Requirement — Go through the material below, count the lines with the word "Duplikati", and reply with the count alone.

Top of Records shown

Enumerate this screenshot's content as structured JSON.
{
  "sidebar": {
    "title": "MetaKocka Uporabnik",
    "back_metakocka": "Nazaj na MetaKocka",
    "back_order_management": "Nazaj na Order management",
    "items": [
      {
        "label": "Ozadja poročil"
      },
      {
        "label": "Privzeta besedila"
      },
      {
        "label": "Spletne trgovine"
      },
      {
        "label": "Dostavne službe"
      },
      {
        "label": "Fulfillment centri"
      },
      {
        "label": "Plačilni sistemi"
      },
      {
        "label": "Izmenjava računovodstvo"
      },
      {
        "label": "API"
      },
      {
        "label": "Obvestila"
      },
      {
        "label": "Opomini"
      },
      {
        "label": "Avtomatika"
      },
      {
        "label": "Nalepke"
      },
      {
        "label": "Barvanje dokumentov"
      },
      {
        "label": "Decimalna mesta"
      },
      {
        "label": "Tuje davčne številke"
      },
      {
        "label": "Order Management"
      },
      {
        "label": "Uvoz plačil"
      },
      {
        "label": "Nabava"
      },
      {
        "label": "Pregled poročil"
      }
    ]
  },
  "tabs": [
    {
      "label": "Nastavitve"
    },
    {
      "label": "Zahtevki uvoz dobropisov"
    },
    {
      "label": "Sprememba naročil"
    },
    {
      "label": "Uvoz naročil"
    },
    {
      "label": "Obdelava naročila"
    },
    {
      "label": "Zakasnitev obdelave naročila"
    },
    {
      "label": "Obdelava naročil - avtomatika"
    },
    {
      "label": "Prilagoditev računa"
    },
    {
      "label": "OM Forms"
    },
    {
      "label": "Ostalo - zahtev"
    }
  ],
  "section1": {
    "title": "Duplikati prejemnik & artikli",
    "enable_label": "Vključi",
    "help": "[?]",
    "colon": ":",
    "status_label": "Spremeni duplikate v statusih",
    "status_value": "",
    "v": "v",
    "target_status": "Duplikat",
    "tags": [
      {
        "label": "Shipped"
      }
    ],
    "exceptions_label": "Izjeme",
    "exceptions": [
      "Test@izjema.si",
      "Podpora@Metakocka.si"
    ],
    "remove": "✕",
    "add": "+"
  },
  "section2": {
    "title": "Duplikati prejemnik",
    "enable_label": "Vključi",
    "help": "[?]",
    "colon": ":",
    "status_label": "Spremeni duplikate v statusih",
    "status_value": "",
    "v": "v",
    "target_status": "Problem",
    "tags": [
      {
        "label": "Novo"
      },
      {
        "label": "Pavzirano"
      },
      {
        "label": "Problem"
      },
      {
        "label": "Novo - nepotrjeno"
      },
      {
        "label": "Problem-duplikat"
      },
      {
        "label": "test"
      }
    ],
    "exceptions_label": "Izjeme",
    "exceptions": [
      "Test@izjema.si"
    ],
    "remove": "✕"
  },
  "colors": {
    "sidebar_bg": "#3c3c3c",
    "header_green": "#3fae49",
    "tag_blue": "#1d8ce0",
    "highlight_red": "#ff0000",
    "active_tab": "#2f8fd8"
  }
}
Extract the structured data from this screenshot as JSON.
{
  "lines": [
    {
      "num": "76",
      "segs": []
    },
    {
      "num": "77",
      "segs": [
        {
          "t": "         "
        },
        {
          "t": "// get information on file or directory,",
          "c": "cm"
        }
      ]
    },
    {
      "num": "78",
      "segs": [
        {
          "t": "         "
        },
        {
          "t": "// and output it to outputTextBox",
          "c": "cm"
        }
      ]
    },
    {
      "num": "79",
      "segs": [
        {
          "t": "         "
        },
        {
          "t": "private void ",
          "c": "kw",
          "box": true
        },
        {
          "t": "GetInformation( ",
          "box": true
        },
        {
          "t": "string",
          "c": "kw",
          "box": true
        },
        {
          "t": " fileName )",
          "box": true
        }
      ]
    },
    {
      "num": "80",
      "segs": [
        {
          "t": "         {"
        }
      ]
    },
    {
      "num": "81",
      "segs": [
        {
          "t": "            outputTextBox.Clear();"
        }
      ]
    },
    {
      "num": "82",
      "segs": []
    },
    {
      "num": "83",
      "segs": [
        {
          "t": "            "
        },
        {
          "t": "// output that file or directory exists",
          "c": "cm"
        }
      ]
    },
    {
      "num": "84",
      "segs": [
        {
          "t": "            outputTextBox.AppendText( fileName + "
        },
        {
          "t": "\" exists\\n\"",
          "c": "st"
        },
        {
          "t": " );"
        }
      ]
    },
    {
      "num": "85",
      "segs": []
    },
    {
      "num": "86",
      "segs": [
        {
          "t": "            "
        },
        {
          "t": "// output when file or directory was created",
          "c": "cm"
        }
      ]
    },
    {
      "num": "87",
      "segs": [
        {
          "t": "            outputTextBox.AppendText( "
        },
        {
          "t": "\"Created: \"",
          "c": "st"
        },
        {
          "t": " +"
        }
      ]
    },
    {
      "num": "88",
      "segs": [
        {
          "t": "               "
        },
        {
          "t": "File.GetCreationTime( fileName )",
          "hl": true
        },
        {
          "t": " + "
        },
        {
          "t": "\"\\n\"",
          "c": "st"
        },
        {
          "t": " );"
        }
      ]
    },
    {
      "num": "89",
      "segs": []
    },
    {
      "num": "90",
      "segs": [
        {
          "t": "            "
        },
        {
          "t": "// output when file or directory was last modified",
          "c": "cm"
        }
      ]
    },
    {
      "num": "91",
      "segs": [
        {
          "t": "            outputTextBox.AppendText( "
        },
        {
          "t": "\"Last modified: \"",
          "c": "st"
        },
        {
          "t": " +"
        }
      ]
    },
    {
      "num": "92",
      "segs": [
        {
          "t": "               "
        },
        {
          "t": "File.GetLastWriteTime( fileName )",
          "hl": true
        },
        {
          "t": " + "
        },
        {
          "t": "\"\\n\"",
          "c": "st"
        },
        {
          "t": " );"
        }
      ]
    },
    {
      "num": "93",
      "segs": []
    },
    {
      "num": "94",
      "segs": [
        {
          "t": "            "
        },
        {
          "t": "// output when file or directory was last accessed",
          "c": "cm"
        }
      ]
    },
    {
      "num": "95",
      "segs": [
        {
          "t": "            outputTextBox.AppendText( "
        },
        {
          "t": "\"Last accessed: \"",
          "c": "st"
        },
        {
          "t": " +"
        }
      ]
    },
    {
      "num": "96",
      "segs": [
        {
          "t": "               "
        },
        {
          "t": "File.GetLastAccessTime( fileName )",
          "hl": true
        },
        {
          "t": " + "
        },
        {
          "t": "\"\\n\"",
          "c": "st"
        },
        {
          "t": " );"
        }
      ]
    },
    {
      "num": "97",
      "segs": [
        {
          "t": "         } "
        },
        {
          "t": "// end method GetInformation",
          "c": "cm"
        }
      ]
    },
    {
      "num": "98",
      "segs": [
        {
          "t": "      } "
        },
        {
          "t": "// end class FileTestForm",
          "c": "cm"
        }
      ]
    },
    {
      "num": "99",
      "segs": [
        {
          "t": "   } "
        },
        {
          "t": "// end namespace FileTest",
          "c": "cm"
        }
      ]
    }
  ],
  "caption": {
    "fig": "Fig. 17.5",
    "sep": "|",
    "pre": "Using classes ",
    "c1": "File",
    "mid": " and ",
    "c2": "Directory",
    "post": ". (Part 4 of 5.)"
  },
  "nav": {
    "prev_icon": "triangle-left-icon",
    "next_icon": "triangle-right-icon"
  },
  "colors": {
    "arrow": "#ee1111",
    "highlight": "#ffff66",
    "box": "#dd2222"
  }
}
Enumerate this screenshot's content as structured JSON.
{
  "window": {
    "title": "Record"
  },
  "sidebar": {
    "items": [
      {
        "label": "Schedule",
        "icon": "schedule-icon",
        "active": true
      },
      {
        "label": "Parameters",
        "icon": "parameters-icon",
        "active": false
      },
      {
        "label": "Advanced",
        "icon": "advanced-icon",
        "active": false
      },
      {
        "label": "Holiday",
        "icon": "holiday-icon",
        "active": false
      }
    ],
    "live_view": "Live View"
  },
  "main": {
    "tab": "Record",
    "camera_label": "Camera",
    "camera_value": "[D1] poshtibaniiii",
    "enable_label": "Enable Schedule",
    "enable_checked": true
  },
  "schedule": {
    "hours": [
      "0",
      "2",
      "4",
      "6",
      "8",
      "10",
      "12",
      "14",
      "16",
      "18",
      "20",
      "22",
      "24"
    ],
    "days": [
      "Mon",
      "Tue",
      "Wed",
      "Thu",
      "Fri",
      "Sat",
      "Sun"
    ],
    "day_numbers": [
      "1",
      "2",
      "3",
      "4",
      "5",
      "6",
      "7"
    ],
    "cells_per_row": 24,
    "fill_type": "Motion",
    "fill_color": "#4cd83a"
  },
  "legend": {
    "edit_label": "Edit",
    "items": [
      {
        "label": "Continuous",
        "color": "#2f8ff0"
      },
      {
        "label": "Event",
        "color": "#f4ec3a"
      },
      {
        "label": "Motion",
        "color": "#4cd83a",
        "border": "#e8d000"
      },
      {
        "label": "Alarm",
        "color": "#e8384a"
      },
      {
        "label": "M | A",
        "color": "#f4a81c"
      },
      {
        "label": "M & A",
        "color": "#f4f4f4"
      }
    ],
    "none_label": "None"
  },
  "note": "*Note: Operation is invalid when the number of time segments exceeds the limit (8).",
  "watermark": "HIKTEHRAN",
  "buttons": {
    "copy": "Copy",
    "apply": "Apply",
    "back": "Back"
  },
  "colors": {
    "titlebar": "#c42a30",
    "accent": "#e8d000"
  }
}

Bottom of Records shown

Result below — 2